Data records for software interfaces
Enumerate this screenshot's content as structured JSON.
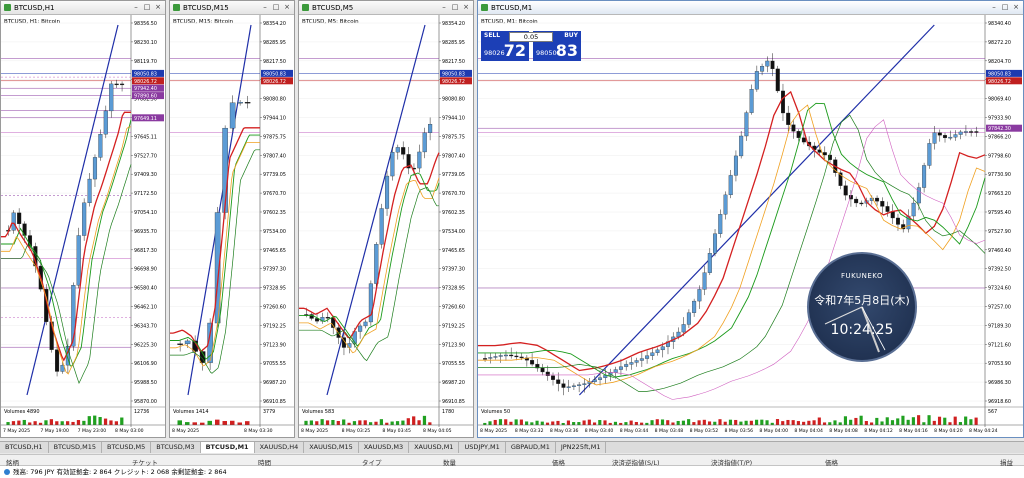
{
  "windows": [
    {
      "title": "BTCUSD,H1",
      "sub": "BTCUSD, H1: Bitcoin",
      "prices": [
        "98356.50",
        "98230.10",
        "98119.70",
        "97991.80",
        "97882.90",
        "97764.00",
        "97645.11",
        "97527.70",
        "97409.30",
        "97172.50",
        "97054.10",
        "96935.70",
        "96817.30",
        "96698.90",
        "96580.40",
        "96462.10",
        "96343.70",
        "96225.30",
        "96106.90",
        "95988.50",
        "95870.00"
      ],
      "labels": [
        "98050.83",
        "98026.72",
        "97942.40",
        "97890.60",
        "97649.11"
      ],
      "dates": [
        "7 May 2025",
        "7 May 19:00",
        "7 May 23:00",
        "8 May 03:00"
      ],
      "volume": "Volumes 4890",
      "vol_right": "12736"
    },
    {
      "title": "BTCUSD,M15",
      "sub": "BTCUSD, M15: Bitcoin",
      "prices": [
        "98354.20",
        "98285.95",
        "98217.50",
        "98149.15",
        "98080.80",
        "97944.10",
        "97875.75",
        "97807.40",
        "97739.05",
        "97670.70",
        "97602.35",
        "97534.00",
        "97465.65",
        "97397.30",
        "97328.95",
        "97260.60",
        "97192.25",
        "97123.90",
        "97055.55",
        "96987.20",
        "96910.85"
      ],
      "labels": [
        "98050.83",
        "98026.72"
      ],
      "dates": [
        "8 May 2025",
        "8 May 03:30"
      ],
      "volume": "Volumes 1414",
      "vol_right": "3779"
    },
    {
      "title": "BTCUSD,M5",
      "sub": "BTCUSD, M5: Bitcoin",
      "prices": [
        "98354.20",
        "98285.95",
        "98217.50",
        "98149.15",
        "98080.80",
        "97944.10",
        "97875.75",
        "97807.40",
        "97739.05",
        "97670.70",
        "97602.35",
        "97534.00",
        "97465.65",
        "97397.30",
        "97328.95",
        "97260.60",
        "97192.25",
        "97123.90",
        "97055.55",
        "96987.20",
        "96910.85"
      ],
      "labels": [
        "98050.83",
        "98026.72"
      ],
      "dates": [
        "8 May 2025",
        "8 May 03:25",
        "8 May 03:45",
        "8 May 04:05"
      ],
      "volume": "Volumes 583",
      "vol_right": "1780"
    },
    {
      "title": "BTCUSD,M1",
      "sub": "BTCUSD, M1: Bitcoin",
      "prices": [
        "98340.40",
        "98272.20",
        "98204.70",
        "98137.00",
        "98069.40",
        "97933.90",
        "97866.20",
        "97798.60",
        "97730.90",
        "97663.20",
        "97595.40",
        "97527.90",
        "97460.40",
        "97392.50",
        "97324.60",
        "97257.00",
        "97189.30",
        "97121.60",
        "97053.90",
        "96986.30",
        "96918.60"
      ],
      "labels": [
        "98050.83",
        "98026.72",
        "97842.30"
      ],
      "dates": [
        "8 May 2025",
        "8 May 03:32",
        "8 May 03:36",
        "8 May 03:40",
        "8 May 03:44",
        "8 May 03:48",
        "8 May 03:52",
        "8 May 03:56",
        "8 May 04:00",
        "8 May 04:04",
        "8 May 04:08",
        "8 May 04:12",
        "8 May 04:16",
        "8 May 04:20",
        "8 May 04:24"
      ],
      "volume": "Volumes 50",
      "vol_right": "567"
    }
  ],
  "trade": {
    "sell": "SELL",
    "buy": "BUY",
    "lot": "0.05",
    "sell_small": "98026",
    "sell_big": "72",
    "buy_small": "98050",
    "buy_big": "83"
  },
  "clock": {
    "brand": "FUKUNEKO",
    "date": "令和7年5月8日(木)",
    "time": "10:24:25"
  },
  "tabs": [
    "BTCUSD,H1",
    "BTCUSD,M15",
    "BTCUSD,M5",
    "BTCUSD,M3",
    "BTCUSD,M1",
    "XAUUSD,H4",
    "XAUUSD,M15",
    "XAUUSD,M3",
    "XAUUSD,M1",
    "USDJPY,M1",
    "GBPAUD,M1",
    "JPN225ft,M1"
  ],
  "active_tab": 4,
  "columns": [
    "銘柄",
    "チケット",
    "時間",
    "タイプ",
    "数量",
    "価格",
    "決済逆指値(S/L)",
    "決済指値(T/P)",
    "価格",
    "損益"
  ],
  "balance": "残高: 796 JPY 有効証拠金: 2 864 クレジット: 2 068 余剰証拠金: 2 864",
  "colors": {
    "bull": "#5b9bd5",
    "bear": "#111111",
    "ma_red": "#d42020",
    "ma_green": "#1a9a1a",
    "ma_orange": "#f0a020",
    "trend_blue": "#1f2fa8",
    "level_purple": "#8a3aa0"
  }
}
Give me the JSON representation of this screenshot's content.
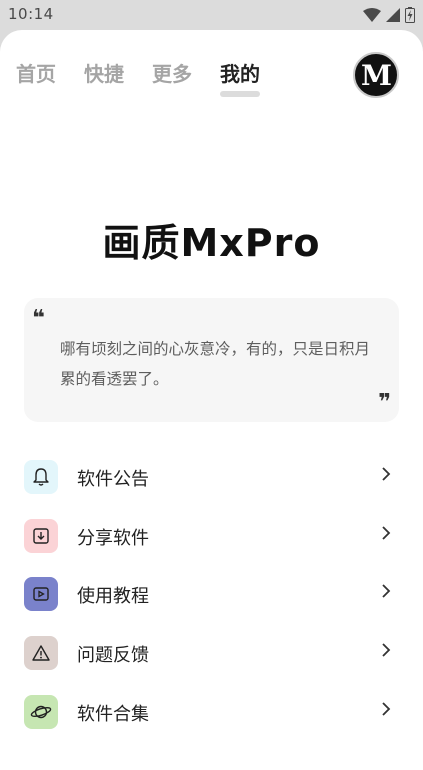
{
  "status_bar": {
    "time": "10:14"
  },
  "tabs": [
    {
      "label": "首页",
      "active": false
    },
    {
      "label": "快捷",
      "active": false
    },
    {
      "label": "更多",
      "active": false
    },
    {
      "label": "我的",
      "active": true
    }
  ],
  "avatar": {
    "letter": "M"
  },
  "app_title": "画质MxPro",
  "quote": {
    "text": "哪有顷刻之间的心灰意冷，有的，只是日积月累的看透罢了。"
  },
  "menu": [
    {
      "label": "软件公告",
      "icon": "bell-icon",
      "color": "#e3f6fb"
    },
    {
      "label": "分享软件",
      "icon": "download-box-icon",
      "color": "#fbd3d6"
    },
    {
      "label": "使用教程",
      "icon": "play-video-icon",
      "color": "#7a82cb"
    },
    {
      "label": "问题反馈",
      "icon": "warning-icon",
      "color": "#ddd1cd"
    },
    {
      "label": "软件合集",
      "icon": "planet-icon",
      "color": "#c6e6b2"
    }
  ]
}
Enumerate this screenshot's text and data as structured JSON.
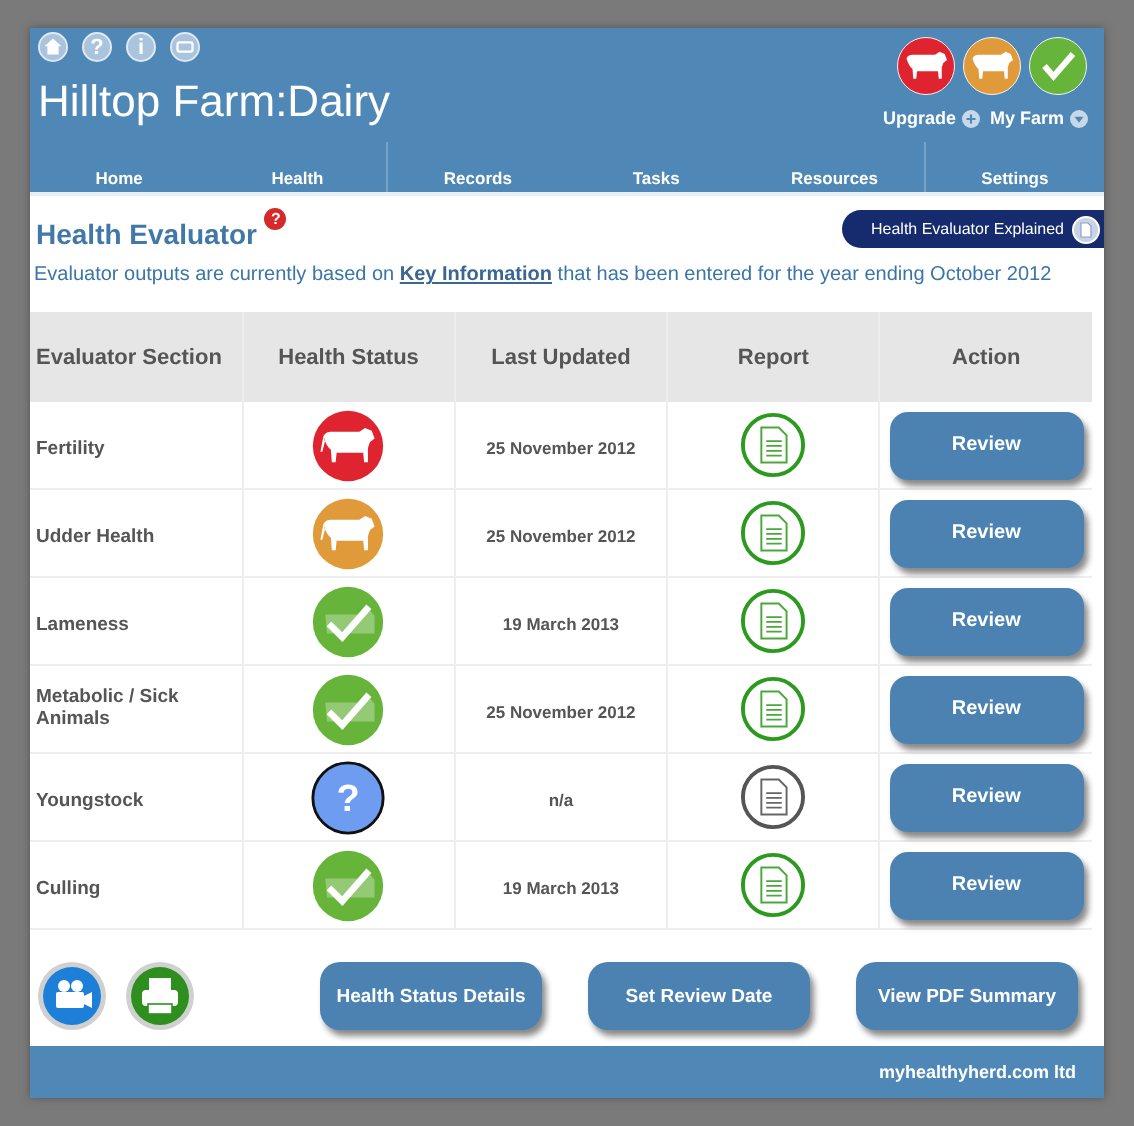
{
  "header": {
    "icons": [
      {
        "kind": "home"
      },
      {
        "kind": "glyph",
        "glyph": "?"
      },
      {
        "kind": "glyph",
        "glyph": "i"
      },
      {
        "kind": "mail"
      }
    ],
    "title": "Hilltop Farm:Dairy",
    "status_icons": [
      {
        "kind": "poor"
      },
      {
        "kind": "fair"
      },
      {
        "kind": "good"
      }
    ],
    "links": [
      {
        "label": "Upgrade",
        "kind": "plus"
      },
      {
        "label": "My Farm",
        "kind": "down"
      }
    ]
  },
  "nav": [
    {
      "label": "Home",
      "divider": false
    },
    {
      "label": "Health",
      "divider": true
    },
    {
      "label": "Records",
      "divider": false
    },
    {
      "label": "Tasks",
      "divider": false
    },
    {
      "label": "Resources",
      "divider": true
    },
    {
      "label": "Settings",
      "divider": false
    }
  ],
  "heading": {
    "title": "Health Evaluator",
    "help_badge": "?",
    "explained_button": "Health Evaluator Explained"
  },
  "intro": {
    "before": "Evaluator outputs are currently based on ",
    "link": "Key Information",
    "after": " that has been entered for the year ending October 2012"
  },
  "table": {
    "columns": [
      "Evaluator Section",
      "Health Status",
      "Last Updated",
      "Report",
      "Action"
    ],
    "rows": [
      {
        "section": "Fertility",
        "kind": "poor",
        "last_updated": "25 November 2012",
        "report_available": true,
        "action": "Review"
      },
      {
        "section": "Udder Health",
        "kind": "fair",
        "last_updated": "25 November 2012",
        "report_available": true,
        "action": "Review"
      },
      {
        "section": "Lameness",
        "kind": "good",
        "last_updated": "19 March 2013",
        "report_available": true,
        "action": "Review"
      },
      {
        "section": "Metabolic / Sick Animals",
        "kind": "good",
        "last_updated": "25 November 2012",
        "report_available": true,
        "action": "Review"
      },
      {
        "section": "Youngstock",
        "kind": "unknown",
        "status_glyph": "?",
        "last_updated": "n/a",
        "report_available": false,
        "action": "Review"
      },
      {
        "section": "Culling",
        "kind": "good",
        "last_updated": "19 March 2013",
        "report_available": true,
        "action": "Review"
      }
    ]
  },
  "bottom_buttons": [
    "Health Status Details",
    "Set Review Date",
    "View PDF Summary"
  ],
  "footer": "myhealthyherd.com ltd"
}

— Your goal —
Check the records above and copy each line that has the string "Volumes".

— Written response —
      "volume": "Volumes 4890",
      "volume": "Volumes 1414",
      "volume": "Volumes 583",
      "volume": "Volumes 50",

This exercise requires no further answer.